Saturday, March 26, 2005

Tibi Lubin: I Don't See You As A Dead Girl (Rev-Ola CD 2004)

There's a post-punk revival going on, apparently. Bands like Franz Ferdinand and Interpol are digging into the early-80s sounds of Factory, Postcard and Rough Trade. (When I saw FF on the Grammys, I thought for sure that it was the only time we'd hear Josef K-influenced music on that gaudy awards show.) Most of these revivalists seem to be aiming straight for the dancefloor, melding stiff disco rhythms to choppy guitars the way they think Gang of Four might have. Meanwhile, a band like Tibi Lubin stands on the edge of the party, finding its voice in quieter influences like Marine Girls and Young Marble Giants. Their first and so far only album, I Don't See You As A Dead Girl, came out on Rev-Ola in 2004. A quick internet search finds almost no reviews. That's just wrong, and proof that "the music you missed" can come from any era.

I Don't See You As A Dead Girl is mostly the work of Glaswegian songwriter Katie Stewart (though she's since added two more people to the lineup). Most of these 10 songs are just guitar, cheap drum machine and vocals; we only hear a bass guitar now and then.
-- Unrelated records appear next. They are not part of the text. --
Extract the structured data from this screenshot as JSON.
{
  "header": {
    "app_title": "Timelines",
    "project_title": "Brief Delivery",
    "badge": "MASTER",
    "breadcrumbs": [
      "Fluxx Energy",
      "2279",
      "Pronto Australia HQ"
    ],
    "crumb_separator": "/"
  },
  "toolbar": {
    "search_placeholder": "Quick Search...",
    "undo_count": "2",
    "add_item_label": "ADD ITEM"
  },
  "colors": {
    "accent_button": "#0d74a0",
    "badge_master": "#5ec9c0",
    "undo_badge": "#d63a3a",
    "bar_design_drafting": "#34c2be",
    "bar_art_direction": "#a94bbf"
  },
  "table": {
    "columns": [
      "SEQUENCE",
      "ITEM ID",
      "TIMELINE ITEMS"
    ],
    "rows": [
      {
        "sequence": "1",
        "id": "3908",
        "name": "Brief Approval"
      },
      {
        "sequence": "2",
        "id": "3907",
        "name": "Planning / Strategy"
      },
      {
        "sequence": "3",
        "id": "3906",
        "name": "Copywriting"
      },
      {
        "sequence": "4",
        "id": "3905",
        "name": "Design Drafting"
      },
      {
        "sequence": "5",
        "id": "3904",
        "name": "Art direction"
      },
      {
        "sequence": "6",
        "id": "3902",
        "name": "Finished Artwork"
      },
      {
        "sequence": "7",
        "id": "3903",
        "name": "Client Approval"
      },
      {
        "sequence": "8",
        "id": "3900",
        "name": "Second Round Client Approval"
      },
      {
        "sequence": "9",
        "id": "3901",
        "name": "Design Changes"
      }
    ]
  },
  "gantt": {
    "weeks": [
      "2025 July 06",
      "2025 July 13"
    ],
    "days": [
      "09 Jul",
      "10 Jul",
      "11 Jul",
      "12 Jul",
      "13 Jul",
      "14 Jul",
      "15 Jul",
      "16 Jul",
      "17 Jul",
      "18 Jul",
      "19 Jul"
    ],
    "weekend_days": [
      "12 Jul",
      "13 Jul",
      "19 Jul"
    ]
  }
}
Songs like "Calling Hettie Jones" and "Miss Myopia" start off shambly, almost Shaggs-like, the guitar and voice playing flashlight tag before melding together into heart-stopping melody. Stewart's voice is high and often confused, sounding very much like the Marine Girls' Alice Fox. Producer Joe Foster (TVPs, Slaughter Joe) describes it as "the sound of a girl going insane," which isn't completely true but a good starting point. The whole album is powerful in its subtlety; two run-throughs and you're hooked for months, not wanting to listen to anything else. -Mike Appelstein

No comments: